In: Journal of Experimental Biology. Cambridge University Press: London. ISSN 0022-0949; e-ISSN 1477-9145, meer
diet; energy intake rate; digestive constraint; intertidal mudflats;safety factors; symmorphosis; Yellow Sea
|Auteurs|| || Top |
- Yang, H.-Y.
- Ma, Z.-J.
- Hua, N.
- van Gils, J.A., meer
- Zhang, Z.-W.
- Piersma, T., meer
We carried out an observational and experimental study to decipher how resource characteristics, in interaction with the predator's phenotype, constrain a fitness-determining performance measure, i.e. refuelling in a migrant bird. Two subspecies of red knot (Calidris canutus rogersi and C. c. piersmai) use northern Bohai Bay, Yellow Sea, China, for the final prebreeding stopover, during their 10,000-15,000. km long migrations between wintering and breeding areas.

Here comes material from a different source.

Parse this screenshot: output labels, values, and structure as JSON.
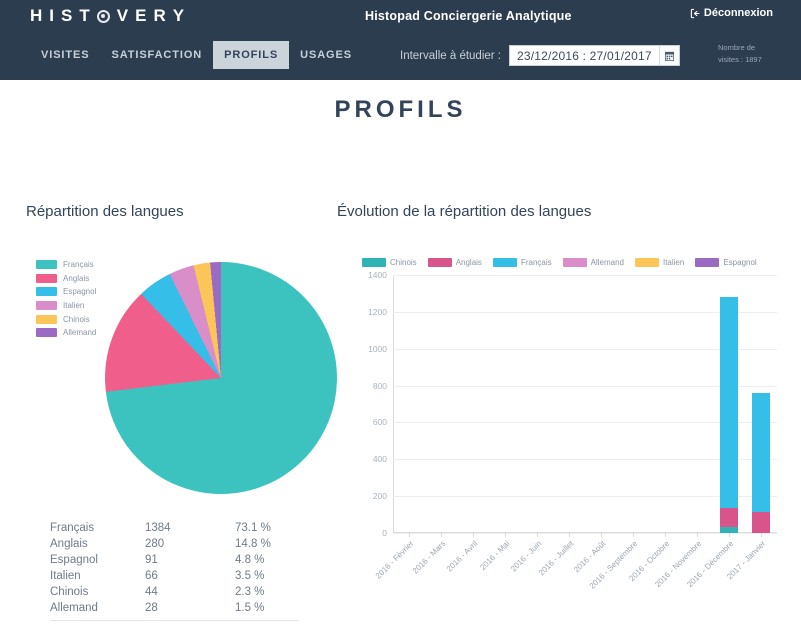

Here, they feed on small bivalves, especially 2-7. mm long Potamocorbula laevis. With an average stay of 29 days, and the need to store 80 g of fat for the onward flights to high-Arctic breeding grounds, red knots need to refuel fast. Using existing knowledge, we expected them to achieve this on the basis of (1) prey with high flesh to shell mass ratios, (2) large gizzards to crush the ingested molluscs, or (3) a combination of the two. Rejecting all three predictions, we found that red knots staging in Bohai Bay had the smallest gizzards on record (4.9 +/- 0.8 g, mean +/- s.e.m., N=27), and also found that prey quality of P. laevis is much lower than predicted for the measured gizzard size (i.e. 1.3 rather than the predicted 4.5 kJ. g(-1) dry shell mass, DMshell). The estimated handling time of P. laevis (0.2 s) is much shorter than the observed time between two prey ingestions (0.7 s), indicating that prey handling time is no constraint. Based on field observations of dropping rates and on indoor digestion trails, the shell processing rate was estimated at 3.9 mg DMshell s(-1), i.e. three times higher the rate previously predicted for red knots eating as fast as they can with the measured gizzard size. This is explained by the small and easily crushed P. laevis enabling high processing rates. As P. laevis also occurred in high densities, the metabolizable energy intake rate of red knots with small gizzards at 5 J s(-1) was as high as at northward staging sites elsewhere in the world. Currently, therefore, food characteristics in Bohai Bay are such that red knots can refuel fast whilst economizing on the size of their gizzard. These time-stressed migrants thus provide an elegant example of symmorphosis.